DATA FOR THE TASK section start

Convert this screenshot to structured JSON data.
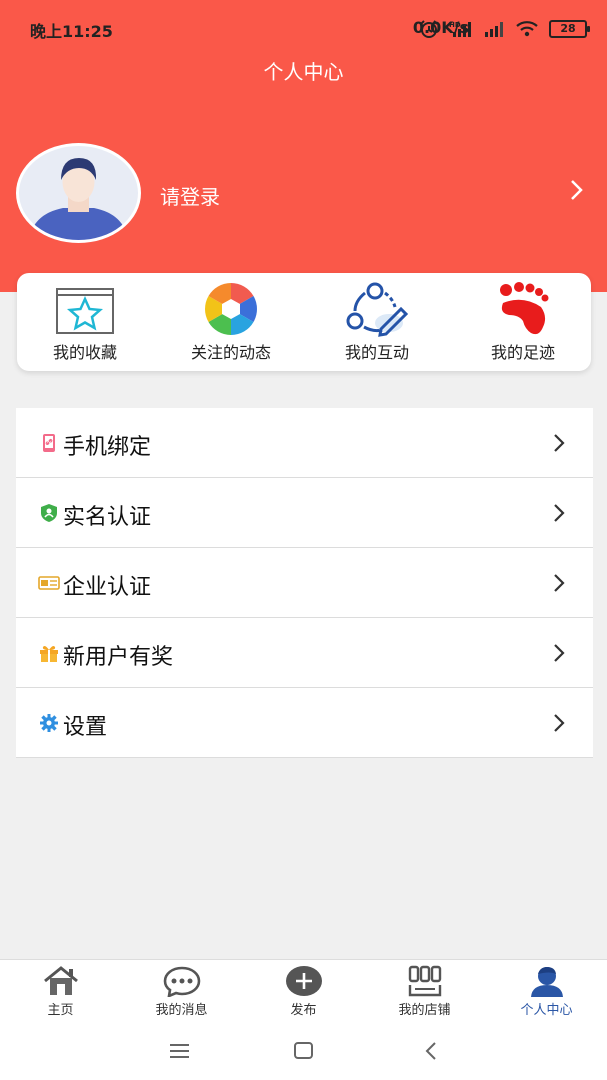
{
  "status_bar": {
    "time": "晚上11:25",
    "network_speed": "0.0K/s",
    "battery": "28"
  },
  "header": {
    "title": "个人中心",
    "login_text": "请登录",
    "bg_color": "#fa5849"
  },
  "quick_actions": [
    {
      "label": "我的收藏",
      "icon": "star-icon"
    },
    {
      "label": "关注的动态",
      "icon": "aperture-icon"
    },
    {
      "label": "我的互动",
      "icon": "interaction-icon"
    },
    {
      "label": "我的足迹",
      "icon": "footprint-icon"
    }
  ],
  "menu": [
    {
      "label": "手机绑定",
      "icon": "phone-link-icon"
    },
    {
      "label": "实名认证",
      "icon": "shield-user-icon"
    },
    {
      "label": "企业认证",
      "icon": "enterprise-card-icon"
    },
    {
      "label": "新用户有奖",
      "icon": "gift-icon"
    },
    {
      "label": "设置",
      "icon": "gear-icon"
    }
  ],
  "tabbar": [
    {
      "label": "主页",
      "icon": "home-icon"
    },
    {
      "label": "我的消息",
      "icon": "chat-icon"
    },
    {
      "label": "发布",
      "icon": "plus-circle-icon"
    },
    {
      "label": "我的店铺",
      "icon": "shop-icon"
    },
    {
      "label": "个人中心",
      "icon": "person-icon",
      "active": true
    }
  ],
  "colors": {
    "accent": "#fa5849",
    "active_tab": "#2a56a6"
  }
}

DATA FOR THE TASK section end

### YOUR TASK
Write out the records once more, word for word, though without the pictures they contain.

### RESULT
Convert this screenshot to structured JSON data.
{
  "status_bar": {
    "time": "晚上11:25",
    "network_speed": "0.0K/s",
    "battery": "28"
  },
  "header": {
    "title": "个人中心",
    "login_text": "请登录",
    "bg_color": "#fa5849"
  },
  "quick_actions": [
    {
      "label": "我的收藏",
      "icon": "star-icon"
    },
    {
      "label": "关注的动态",
      "icon": "aperture-icon"
    },
    {
      "label": "我的互动",
      "icon": "interaction-icon"
    },
    {
      "label": "我的足迹",
      "icon": "footprint-icon"
    }
  ],
  "menu": [
    {
      "label": "手机绑定",
      "icon": "phone-link-icon"
    },
    {
      "label": "实名认证",
      "icon": "shield-user-icon"
    },
    {
      "label": "企业认证",
      "icon": "enterprise-card-icon"
    },
    {
      "label": "新用户有奖",
      "icon": "gift-icon"
    },
    {
      "label": "设置",
      "icon": "gear-icon"
    }
  ],
  "tabbar": [
    {
      "label": "主页",
      "icon": "home-icon"
    },
    {
      "label": "我的消息",
      "icon": "chat-icon"
    },
    {
      "label": "发布",
      "icon": "plus-circle-icon"
    },
    {
      "label": "我的店铺",
      "icon": "shop-icon"
    },
    {
      "label": "个人中心",
      "icon": "person-icon",
      "active": true
    }
  ],
  "colors": {
    "accent": "#fa5849",
    "active_tab": "#2a56a6"
  }
}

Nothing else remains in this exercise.